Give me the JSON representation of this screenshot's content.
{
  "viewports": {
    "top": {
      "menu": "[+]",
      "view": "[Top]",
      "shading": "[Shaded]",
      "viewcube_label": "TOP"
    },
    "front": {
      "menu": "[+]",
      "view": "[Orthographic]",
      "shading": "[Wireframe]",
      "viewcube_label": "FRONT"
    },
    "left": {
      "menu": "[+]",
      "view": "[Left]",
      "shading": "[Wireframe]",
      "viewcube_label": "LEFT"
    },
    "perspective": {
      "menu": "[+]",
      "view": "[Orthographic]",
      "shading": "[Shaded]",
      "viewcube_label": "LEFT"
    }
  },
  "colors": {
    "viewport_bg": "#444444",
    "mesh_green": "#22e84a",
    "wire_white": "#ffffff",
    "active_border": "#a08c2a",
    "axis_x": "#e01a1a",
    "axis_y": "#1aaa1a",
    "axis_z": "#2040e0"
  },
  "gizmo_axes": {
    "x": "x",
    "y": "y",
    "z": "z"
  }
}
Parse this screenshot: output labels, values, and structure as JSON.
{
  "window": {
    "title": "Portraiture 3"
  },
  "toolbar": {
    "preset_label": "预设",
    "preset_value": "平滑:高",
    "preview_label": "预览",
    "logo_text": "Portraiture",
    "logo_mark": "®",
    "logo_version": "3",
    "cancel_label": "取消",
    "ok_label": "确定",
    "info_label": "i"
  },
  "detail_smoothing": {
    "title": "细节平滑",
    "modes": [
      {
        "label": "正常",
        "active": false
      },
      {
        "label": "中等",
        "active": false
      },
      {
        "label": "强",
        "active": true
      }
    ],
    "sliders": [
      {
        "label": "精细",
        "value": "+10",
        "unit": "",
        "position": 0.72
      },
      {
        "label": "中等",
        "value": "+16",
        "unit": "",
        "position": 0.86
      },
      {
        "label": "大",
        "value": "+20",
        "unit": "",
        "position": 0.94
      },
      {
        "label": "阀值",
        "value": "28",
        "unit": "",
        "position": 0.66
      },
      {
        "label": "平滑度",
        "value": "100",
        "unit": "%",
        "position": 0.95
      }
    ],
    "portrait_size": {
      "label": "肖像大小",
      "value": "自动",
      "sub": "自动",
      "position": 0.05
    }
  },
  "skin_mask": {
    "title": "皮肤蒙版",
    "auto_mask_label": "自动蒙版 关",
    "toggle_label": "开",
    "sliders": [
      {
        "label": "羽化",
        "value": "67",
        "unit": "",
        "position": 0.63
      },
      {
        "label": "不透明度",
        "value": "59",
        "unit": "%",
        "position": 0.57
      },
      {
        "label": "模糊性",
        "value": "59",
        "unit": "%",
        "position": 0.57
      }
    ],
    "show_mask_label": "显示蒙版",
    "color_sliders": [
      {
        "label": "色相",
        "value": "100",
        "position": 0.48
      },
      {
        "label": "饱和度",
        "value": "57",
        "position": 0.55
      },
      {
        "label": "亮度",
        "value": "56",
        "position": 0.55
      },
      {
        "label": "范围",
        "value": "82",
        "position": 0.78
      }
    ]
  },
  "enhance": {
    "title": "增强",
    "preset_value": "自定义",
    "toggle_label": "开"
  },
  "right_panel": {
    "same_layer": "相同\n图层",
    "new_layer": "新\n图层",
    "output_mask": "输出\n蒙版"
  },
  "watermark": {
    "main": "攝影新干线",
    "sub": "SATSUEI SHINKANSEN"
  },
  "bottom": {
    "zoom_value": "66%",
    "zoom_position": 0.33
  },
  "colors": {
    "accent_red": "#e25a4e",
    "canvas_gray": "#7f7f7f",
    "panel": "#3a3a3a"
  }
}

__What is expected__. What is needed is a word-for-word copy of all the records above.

__Your response__.
Give me the JSON representation of this screenshot's content.
{
  "viewports": {
    "top": {
      "menu": "[+]",
      "view": "[Top]",
      "shading": "[Shaded]",
      "viewcube_label": "TOP"
    },
    "front": {
      "menu": "[+]",
      "view": "[Orthographic]",
      "shading": "[Wireframe]",
      "viewcube_label": "FRONT"
    },
    "left": {
      "menu": "[+]",
      "view": "[Left]",
      "shading": "[Wireframe]",
      "viewcube_label": "LEFT"
    },
    "perspective": {
      "menu": "[+]",
      "view": "[Orthographic]",
      "shading": "[Shaded]",
      "viewcube_label": "LEFT"
    }
  },
  "colors": {
    "viewport_bg": "#444444",
    "mesh_green": "#22e84a",
    "wire_white": "#ffffff",
    "active_border": "#a08c2a",
    "axis_x": "#e01a1a",
    "axis_y": "#1aaa1a",
    "axis_z": "#2040e0"
  },
  "gizmo_axes": {
    "x": "x",
    "y": "y",
    "z": "z"
  }
}
Parse this screenshot: output labels, values, and structure as JSON.
{
  "window": {
    "title": "Portraiture 3"
  },
  "toolbar": {
    "preset_label": "预设",
    "preset_value": "平滑:高",
    "preview_label": "预览",
    "logo_text": "Portraiture",
    "logo_mark": "®",
    "logo_version": "3",
    "cancel_label": "取消",
    "ok_label": "确定",
    "info_label": "i"
  },
  "detail_smoothing": {
    "title": "细节平滑",
    "modes": [
      {
        "label": "正常",
        "active": false
      },
      {
        "label": "中等",
        "active": false
      },
      {
        "label": "强",
        "active": true
      }
    ],
    "sliders": [
      {
        "label": "精细",
        "value": "+10",
        "unit": "",
        "position": 0.72
      },
      {
        "label": "中等",
        "value": "+16",
        "unit": "",
        "position": 0.86
      },
      {
        "label": "大",
        "value": "+20",
        "unit": "",
        "position": 0.94
      },
      {
        "label": "阀值",
        "value": "28",
        "unit": "",
        "position": 0.66
      },
      {
        "label": "平滑度",
        "value": "100",
        "unit": "%",
        "position": 0.95
      }
    ],
    "portrait_size": {
      "label": "肖像大小",
      "value": "自动",
      "sub": "自动",
      "position": 0.05
    }
  },
  "skin_mask": {
    "title": "皮肤蒙版",
    "auto_mask_label": "自动蒙版 关",
    "toggle_label": "开",
    "sliders": [
      {
        "label": "羽化",
        "value": "67",
        "unit": "",
        "position": 0.63
      },
      {
        "label": "不透明度",
        "value": "59",
        "unit": "%",
        "position": 0.57
      },
      {
        "label": "模糊性",
        "value": "59",
        "unit": "%",
        "position": 0.57
      }
    ],
    "show_mask_label": "显示蒙版",
    "color_sliders": [
      {
        "label": "色相",
        "value": "100",
        "position": 0.48
      },
      {
        "label": "饱和度",
        "value": "57",
        "position": 0.55
      },
      {
        "label": "亮度",
        "value": "56",
        "position": 0.55
      },
      {
        "label": "范围",
        "value": "82",
        "position": 0.78
      }
    ]
  },
  "enhance": {
    "title": "增强",
    "preset_value": "自定义",
    "toggle_label": "开"
  },
  "right_panel": {
    "same_layer": "相同\n图层",
    "new_layer": "新\n图层",
    "output_mask": "输出\n蒙版"
  },
  "watermark": {
    "main": "攝影新干线",
    "sub": "SATSUEI SHINKANSEN"
  },
  "bottom": {
    "zoom_value": "66%",
    "zoom_position": 0.33
  },
  "colors": {
    "accent_red": "#e25a4e",
    "canvas_gray": "#7f7f7f",
    "panel": "#3a3a3a"
  }
}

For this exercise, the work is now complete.